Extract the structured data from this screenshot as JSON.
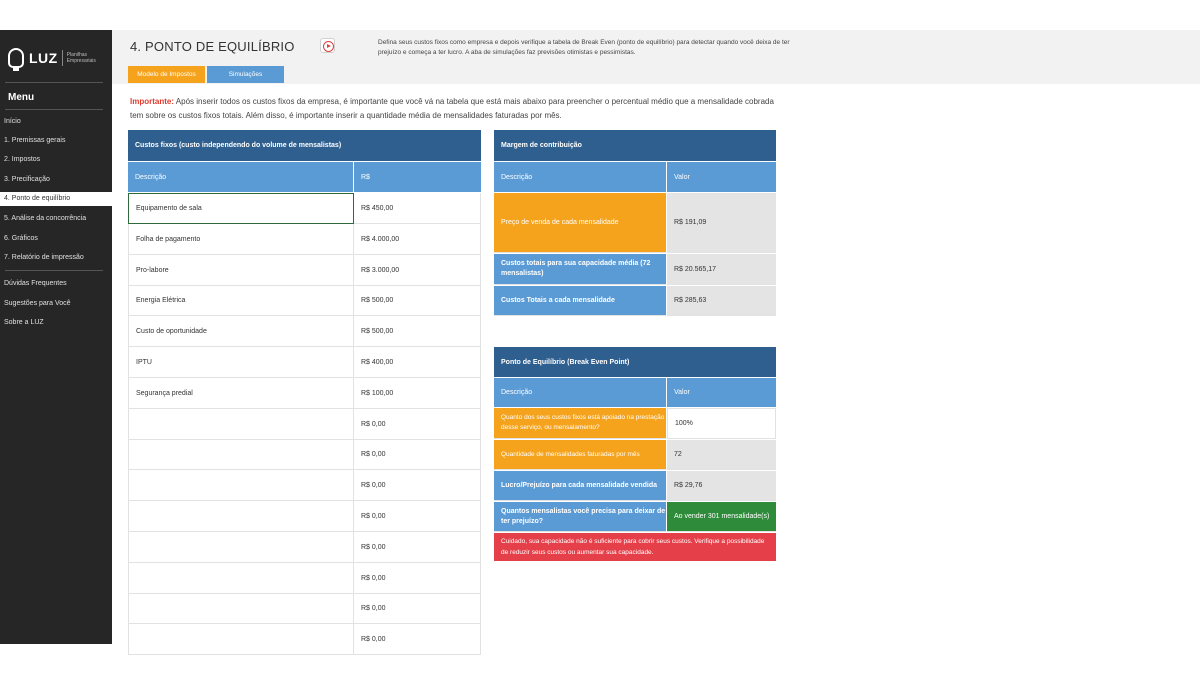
{
  "app": {
    "logo_text": "LUZ",
    "logo_subtitle": "Planilhas Empresariais"
  },
  "sidebar": {
    "menu_title": "Menu",
    "items": [
      {
        "label": "Início"
      },
      {
        "label": "1. Premissas gerais"
      },
      {
        "label": "2. Impostos"
      },
      {
        "label": "3. Precificação"
      },
      {
        "label": "4. Ponto de equilíbrio"
      },
      {
        "label": "5. Análise da concorrência"
      },
      {
        "label": "6. Gráficos"
      },
      {
        "label": "7. Relatório de impressão"
      }
    ],
    "extra_items": [
      {
        "label": "Dúvidas Frequentes"
      },
      {
        "label": "Sugestões para Você"
      },
      {
        "label": "Sobre a LUZ"
      }
    ]
  },
  "header": {
    "title": "4. PONTO DE EQUILÍBRIO",
    "description": "Defina seus custos fixos como empresa e depois verifique a tabela de Break Even (ponto de equilíbrio) para detectar quando você deixa de ter prejuízo e começa a ter lucro. A aba de simulações faz previsões otimistas e pessimistas."
  },
  "tabs": [
    {
      "label": "Modelo de Impostos"
    },
    {
      "label": "Simulações"
    }
  ],
  "important": {
    "label": "Importante:",
    "text": " Após inserir todos os custos fixos da empresa, é importante que você vá na tabela que está mais abaixo para preencher o percentual médio que a mensalidade cobrada tem sobre os custos fixos totais. Além disso, é importante inserir a quantidade média de mensalidades faturadas por mês."
  },
  "fixed_costs": {
    "title": "Custos fixos (custo independendo do volume de mensalistas)",
    "col_desc": "Descrição",
    "col_value": "R$",
    "rows": [
      {
        "desc": "Equipamento de sala",
        "value": "R$ 450,00"
      },
      {
        "desc": "Folha de pagamento",
        "value": "R$ 4.000,00"
      },
      {
        "desc": "Pro-labore",
        "value": "R$ 3.000,00"
      },
      {
        "desc": "Energia Elétrica",
        "value": "R$ 500,00"
      },
      {
        "desc": "Custo de oportunidade",
        "value": "R$ 500,00"
      },
      {
        "desc": "IPTU",
        "value": "R$ 400,00"
      },
      {
        "desc": "Segurança predial",
        "value": "R$ 100,00"
      },
      {
        "desc": "",
        "value": "R$ 0,00"
      },
      {
        "desc": "",
        "value": "R$ 0,00"
      },
      {
        "desc": "",
        "value": "R$ 0,00"
      },
      {
        "desc": "",
        "value": "R$ 0,00"
      },
      {
        "desc": "",
        "value": "R$ 0,00"
      },
      {
        "desc": "",
        "value": "R$ 0,00"
      },
      {
        "desc": "",
        "value": "R$ 0,00"
      },
      {
        "desc": "",
        "value": "R$ 0,00"
      }
    ]
  },
  "contribution_margin": {
    "title": "Margem de contribuição",
    "col_desc": "Descrição",
    "col_value": "Valor",
    "rows": [
      {
        "desc": "Preço de venda de cada mensalidade",
        "value": "R$ 191,09"
      },
      {
        "desc": "Custos totais para sua capacidade média (72 mensalistas)",
        "value": "R$ 20.565,17"
      },
      {
        "desc": "Custos Totais a cada mensalidade",
        "value": "R$ 285,63"
      }
    ]
  },
  "break_even": {
    "title": "Ponto de Equilíbrio (Break Even Point)",
    "col_desc": "Descrição",
    "col_value": "Valor",
    "rows": [
      {
        "desc": "Quanto dos seus custos fixos está apoiado na prestação desse serviço, ou mensalamento?",
        "value": "100%"
      },
      {
        "desc": "Quantidade de mensalidades faturadas por mês",
        "value": "72"
      },
      {
        "desc": "Lucro/Prejuízo para cada mensalidade vendida",
        "value": "R$ 29,76"
      },
      {
        "desc": "Quantos mensalistas você precisa para deixar de ter prejuízo?",
        "value": "Ao vender 301 mensalidade(s)"
      }
    ],
    "alert": "Cuidado, sua capacidade não é suficiente para cobrir seus custos. Verifique a possibilidade de reduzir seus custos ou aumentar sua capacidade."
  },
  "colors": {
    "sidebar_bg": "#262626",
    "header_blue": "#2f5f8f",
    "column_blue": "#5b9bd5",
    "accent_orange": "#f5a31c",
    "success_green": "#2e8b3a",
    "alert_red": "#e5404a"
  }
}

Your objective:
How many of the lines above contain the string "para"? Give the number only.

Solution for this problem:
7